What the exercise asks ▸
Quote all entries exactly, leaving pictures aside.
====== Dataset records ======
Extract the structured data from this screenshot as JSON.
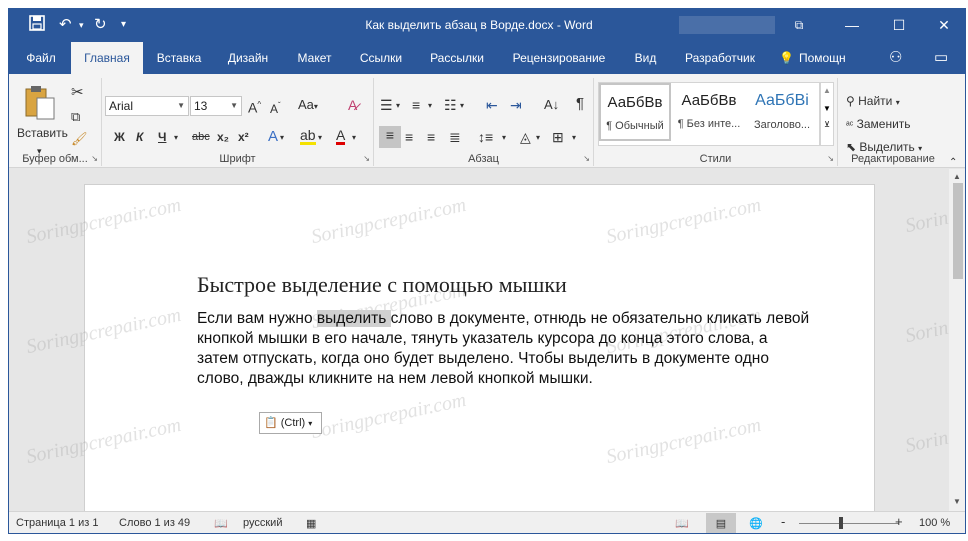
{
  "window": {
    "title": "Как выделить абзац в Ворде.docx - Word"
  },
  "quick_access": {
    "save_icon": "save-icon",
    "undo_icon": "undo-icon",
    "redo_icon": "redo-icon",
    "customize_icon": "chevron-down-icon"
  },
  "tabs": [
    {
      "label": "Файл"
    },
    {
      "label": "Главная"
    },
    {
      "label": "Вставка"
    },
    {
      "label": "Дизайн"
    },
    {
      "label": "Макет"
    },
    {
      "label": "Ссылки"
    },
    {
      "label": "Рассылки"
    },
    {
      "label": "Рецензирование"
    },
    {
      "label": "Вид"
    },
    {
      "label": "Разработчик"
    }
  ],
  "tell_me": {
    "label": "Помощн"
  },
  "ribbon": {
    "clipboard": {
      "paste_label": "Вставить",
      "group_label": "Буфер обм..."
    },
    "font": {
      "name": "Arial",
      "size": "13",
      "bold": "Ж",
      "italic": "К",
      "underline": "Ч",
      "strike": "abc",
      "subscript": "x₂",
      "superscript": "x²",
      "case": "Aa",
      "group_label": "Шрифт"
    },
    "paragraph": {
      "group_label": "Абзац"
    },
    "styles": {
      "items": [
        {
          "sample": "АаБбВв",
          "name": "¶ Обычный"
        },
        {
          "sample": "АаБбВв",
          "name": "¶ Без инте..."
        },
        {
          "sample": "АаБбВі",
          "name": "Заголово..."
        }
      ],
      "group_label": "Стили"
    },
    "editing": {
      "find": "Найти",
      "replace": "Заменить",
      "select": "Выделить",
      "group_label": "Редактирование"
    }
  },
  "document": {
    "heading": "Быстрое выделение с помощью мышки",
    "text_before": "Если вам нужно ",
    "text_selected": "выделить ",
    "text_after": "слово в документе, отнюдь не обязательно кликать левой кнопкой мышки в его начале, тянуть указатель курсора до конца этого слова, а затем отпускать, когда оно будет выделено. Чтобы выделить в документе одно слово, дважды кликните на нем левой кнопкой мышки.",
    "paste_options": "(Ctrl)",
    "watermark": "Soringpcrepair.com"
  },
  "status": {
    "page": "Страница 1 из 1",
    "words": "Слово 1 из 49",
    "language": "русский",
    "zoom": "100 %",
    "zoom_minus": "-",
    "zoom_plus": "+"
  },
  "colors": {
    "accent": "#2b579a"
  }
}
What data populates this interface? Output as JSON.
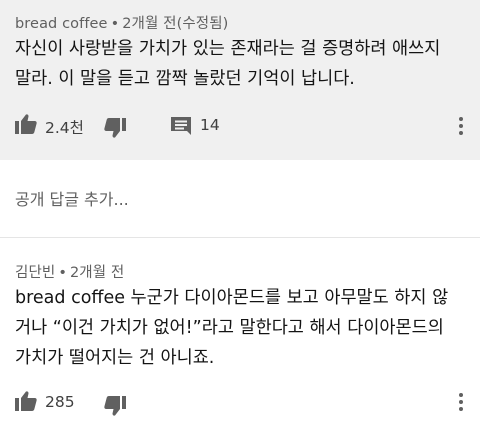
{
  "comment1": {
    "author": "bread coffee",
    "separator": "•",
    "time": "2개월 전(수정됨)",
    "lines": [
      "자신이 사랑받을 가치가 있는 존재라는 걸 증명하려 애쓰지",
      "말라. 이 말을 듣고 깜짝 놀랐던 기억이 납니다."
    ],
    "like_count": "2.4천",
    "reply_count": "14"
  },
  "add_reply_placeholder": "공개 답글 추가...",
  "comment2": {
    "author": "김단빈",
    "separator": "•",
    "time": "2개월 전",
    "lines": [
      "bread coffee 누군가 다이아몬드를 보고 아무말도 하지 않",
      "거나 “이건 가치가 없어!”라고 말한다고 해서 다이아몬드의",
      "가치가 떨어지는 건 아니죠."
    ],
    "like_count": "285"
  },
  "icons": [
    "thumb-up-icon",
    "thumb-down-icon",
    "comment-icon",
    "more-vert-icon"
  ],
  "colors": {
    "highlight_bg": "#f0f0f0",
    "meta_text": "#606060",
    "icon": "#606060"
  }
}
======
Task result ▸
Extract the structured data from this screenshot as JSON.
{
  "window": {
    "title": "Как выделить абзац в Ворде.docx - Word"
  },
  "quick_access": {
    "save_icon": "save-icon",
    "undo_icon": "undo-icon",
    "redo_icon": "redo-icon",
    "customize_icon": "chevron-down-icon"
  },
  "tabs": [
    {
      "label": "Файл"
    },
    {
      "label": "Главная"
    },
    {
      "label": "Вставка"
    },
    {
      "label": "Дизайн"
    },
    {
      "label": "Макет"
    },
    {
      "label": "Ссылки"
    },
    {
      "label": "Рассылки"
    },
    {
      "label": "Рецензирование"
    },
    {
      "label": "Вид"
    },
    {
      "label": "Разработчик"
    }
  ],
  "tell_me": {
    "label": "Помощн"
  },
  "ribbon": {
    "clipboard": {
      "paste_label": "Вставить",
      "group_label": "Буфер обм..."
    },
    "font": {
      "name": "Arial",
      "size": "13",
      "bold": "Ж",
      "italic": "К",
      "underline": "Ч",
      "strike": "abc",
      "subscript": "x₂",
      "superscript": "x²",
      "case": "Aa",
      "group_label": "Шрифт"
    },
    "paragraph": {
      "group_label": "Абзац"
    },
    "styles": {
      "items": [
        {
          "sample": "АаБбВв",
          "name": "¶ Обычный"
        },
        {
          "sample": "АаБбВв",
          "name": "¶ Без инте..."
        },
        {
          "sample": "АаБбВі",
          "name": "Заголово..."
        }
      ],
      "group_label": "Стили"
    },
    "editing": {
      "find": "Найти",
      "replace": "Заменить",
      "select": "Выделить",
      "group_label": "Редактирование"
    }
  },
  "document": {
    "heading": "Быстрое выделение с помощью мышки",
    "text_before": "Если вам нужно ",
    "text_selected": "выделить ",
    "text_after": "слово в документе, отнюдь не обязательно кликать левой кнопкой мышки в его начале, тянуть указатель курсора до конца этого слова, а затем отпускать, когда оно будет выделено. Чтобы выделить в документе одно слово, дважды кликните на нем левой кнопкой мышки.",
    "paste_options": "(Ctrl)",
    "watermark": "Soringpcrepair.com"
  },
  "status": {
    "page": "Страница 1 из 1",
    "words": "Слово 1 из 49",
    "language": "русский",
    "zoom": "100 %",
    "zoom_minus": "-",
    "zoom_plus": "+"
  },
  "colors": {
    "accent": "#2b579a"
  }
}
What data populates this interface? Output as JSON.
{
  "comment1": {
    "author": "bread coffee",
    "separator": "•",
    "time": "2개월 전(수정됨)",
    "lines": [
      "자신이 사랑받을 가치가 있는 존재라는 걸 증명하려 애쓰지",
      "말라. 이 말을 듣고 깜짝 놀랐던 기억이 납니다."
    ],
    "like_count": "2.4천",
    "reply_count": "14"
  },
  "add_reply_placeholder": "공개 답글 추가...",
  "comment2": {
    "author": "김단빈",
    "separator": "•",
    "time": "2개월 전",
    "lines": [
      "bread coffee 누군가 다이아몬드를 보고 아무말도 하지 않",
      "거나 “이건 가치가 없어!”라고 말한다고 해서 다이아몬드의",
      "가치가 떨어지는 건 아니죠."
    ],
    "like_count": "285"
  },
  "icons": [
    "thumb-up-icon",
    "thumb-down-icon",
    "comment-icon",
    "more-vert-icon"
  ],
  "colors": {
    "highlight_bg": "#f0f0f0",
    "meta_text": "#606060",
    "icon": "#606060"
  }
}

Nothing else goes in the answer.